Funding your studies in the USA
There are lots of opportunities to fund your postgraduate degree in the USA.
Remember that the ‘sticker price’ of a graduate school fee isn’t the net cost. You can find ways to make your US higher education experience as or more affordable than in the UK.
In this section you can learn about:
Did you know?
- To get a visa, you need to prove you have access to funding for the first year of study
- Assistantships offer funding or tuition waivers in exchange for teaching undergraduate classes, researching or supervising lab work
- Fellowships are outright grants
- There are thousands of external funding bodies offering scholarships
It’s important to be realistic about expenses from the very start. Before you even begin the application process, you should account for:
- Admissions exam fees, if required ($200-250 per sitting)
- Application fees ($50-$100 per university)
- Visa application and Student and Exchange Visitor Information System (SEVIS) fees. This will vary by visa type, but you should anticipate ~$380-$500.
It is very rare for non-US citizens to be eligible for graduate school application and admissions exam fee waivers.
According to the National Center for Education Statistics, the average yearly fees for a private graduate degree are $23,266. Because there are so many programmes available, some will cost much more and some will cost much less.
Remember that these fees are ‘sticker prices’ and do not include any funding you might receive from the university or an external body.
Public universities usually have lower fees than private institutions, but private institutions might have more funding available.
Full details of the cost of attendance can be found on a university or graduate school's website. When calculating the sticker price of a graduate programme, it's important to find out if the fees are expressed on a:
- Per year basis
- Per semester basis
- Per credit basis
It is very possible to have an affordable graduate education in the USA.
You should also take into account the following when doing your financial planning:
- Room and board
- Books and supplies
- Local and international transportation
- Personal expenses
- Health insurance
Each university will have a published estimated cost of living for their location.
When you receive an offer of admission, the graduate school will tell you your net cost of attendance and how much they expect you to contribute.

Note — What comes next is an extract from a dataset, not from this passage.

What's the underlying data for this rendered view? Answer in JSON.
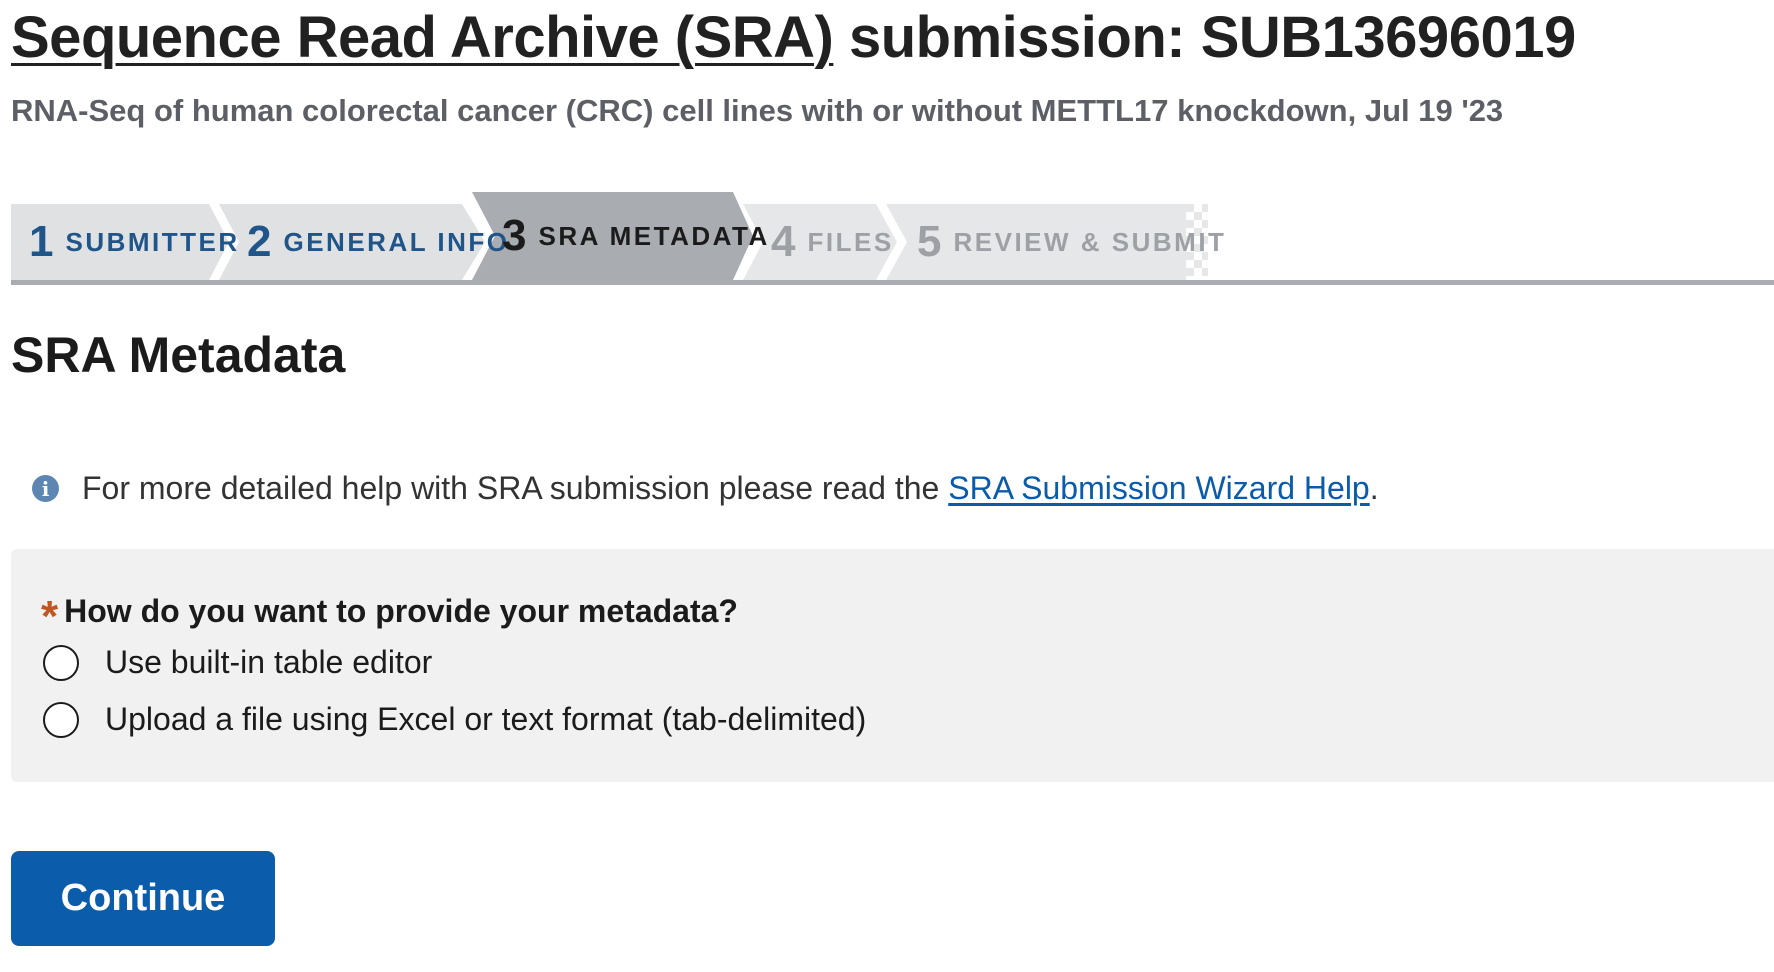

By that point in time it might be too late to secure extra funding, so follow the guides in this section and do your research early.